Throughout Kentucky, spring rains raised water levels in Kentucky Lake, Lake Barkley, Nolin River Lake, Rough River Lake, Cave Run Lake and Taylorsville Lake. Some lakes are experiencing water levels never before witnessed.
Lake Cumberland rose quickly as well, prompting the U.S. Army Corps of Engineers to release a great deal of water through Wolf Creek Dam, creating strong currents in the Cumberland River below it. The high water created miserable fishing conditions, but now the Cumberland River is rounding into great fishing shape.
Due to ongoing repairs on Wolf Creek Dam, the Corps must keep the Lake Cumberland 40 feet lower than normal summer pool. Once the lake reaches that level, they only release enough water to keep the water temperatures cool enough to support the world class trout fishery in Cumberland River.
Cumberland River still produces excellent fishing, although size and growth diminished slightly from stress created by warm water temperatures over the last couple of summers.
“The numbers of trout are good,” said Ron Brooks, director of fisheries for Kentucky Fish and Wildlife.
“I think there are plenty of fish. . . I saw people using spinning gear and doing well.”
Anglers using spinning gear should catch rainbow trout with small in-line spinners and spoons fished over flowing shoals. Spinning anglers after brown trout should target pockets near woody cover and deeper rocky banks with small suspending jerkbaits worked erratically.
Dreves said fly anglers should cast nymphs and streamers right now, but vary their retrieves to find what works.
Anglers fishing Cumberland River also have a healthy chance to set a new state record. The fisheries division stocked about 12,000 brook trout in the Cumberland River earlier this year, giving anglers a chance to break the 15-inch long, 1-pound, 5-ounce brook trout state record. Louisville’s R. James Augustus caught the record fish from Martin’s Fork in 1982.

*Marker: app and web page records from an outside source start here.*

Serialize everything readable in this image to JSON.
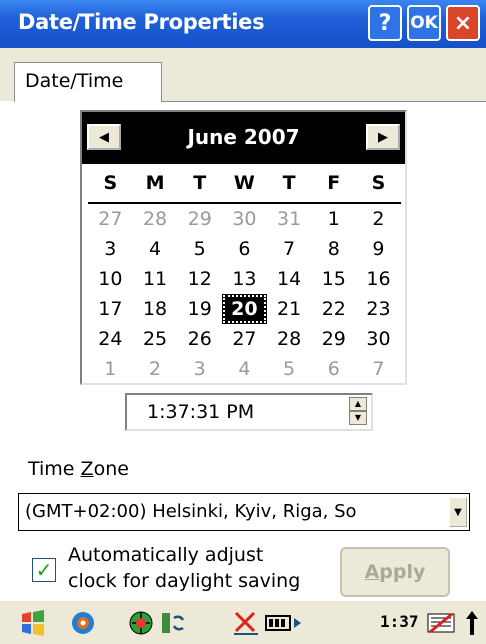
{
  "window": {
    "title": "Date/Time Properties",
    "help_label": "?",
    "ok_label": "OK",
    "close_label": "×"
  },
  "tabs": [
    {
      "label": "Date/Time",
      "selected": true
    }
  ],
  "calendar": {
    "month_label": "June 2007",
    "prev_label": "◀",
    "next_label": "▶",
    "days_of_week": [
      "S",
      "M",
      "T",
      "W",
      "T",
      "F",
      "S"
    ],
    "weeks": [
      [
        {
          "d": "27",
          "dim": true
        },
        {
          "d": "28",
          "dim": true
        },
        {
          "d": "29",
          "dim": true
        },
        {
          "d": "30",
          "dim": true
        },
        {
          "d": "31",
          "dim": true
        },
        {
          "d": "1"
        },
        {
          "d": "2"
        }
      ],
      [
        {
          "d": "3"
        },
        {
          "d": "4"
        },
        {
          "d": "5"
        },
        {
          "d": "6"
        },
        {
          "d": "7"
        },
        {
          "d": "8"
        },
        {
          "d": "9"
        }
      ],
      [
        {
          "d": "10"
        },
        {
          "d": "11"
        },
        {
          "d": "12"
        },
        {
          "d": "13"
        },
        {
          "d": "14"
        },
        {
          "d": "15"
        },
        {
          "d": "16"
        }
      ],
      [
        {
          "d": "17"
        },
        {
          "d": "18"
        },
        {
          "d": "19"
        },
        {
          "d": "20",
          "selected": true
        },
        {
          "d": "21"
        },
        {
          "d": "22"
        },
        {
          "d": "23"
        }
      ],
      [
        {
          "d": "24"
        },
        {
          "d": "25"
        },
        {
          "d": "26"
        },
        {
          "d": "27"
        },
        {
          "d": "28"
        },
        {
          "d": "29"
        },
        {
          "d": "30"
        }
      ],
      [
        {
          "d": "1",
          "dim": true
        },
        {
          "d": "2",
          "dim": true
        },
        {
          "d": "3",
          "dim": true
        },
        {
          "d": "4",
          "dim": true
        },
        {
          "d": "5",
          "dim": true
        },
        {
          "d": "6",
          "dim": true
        },
        {
          "d": "7",
          "dim": true
        }
      ]
    ]
  },
  "time": {
    "value": "1:37:31 PM"
  },
  "timezone": {
    "label_before": "Time ",
    "label_accel": "Z",
    "label_after": "one",
    "value": "(GMT+02:00) Helsinki, Kyiv, Riga, So"
  },
  "dst": {
    "checked": true,
    "label_line1": "Automatically adjust",
    "label_line2": "clock for daylight saving"
  },
  "apply": {
    "accel": "A",
    "rest": "pply"
  },
  "taskbar": {
    "clock": "1:37 PM",
    "icons": [
      "start-icon",
      "sync-icon",
      "network-icon",
      "activesync-icon",
      "signal-off-icon",
      "battery-icon",
      "keyboard-icon",
      "arrow-up-icon"
    ]
  },
  "colors": {
    "titlebar": "#1f5fd8",
    "close_button": "#d9462a",
    "panel_bg": "#ece9d8"
  }
}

“As soon as the brookies get to the 15-inch minimum size limit, they’ll have a potential state record,” Dreves said. “It could happen soon.”
source: Kentucky Department of Fish and Wildlife Resources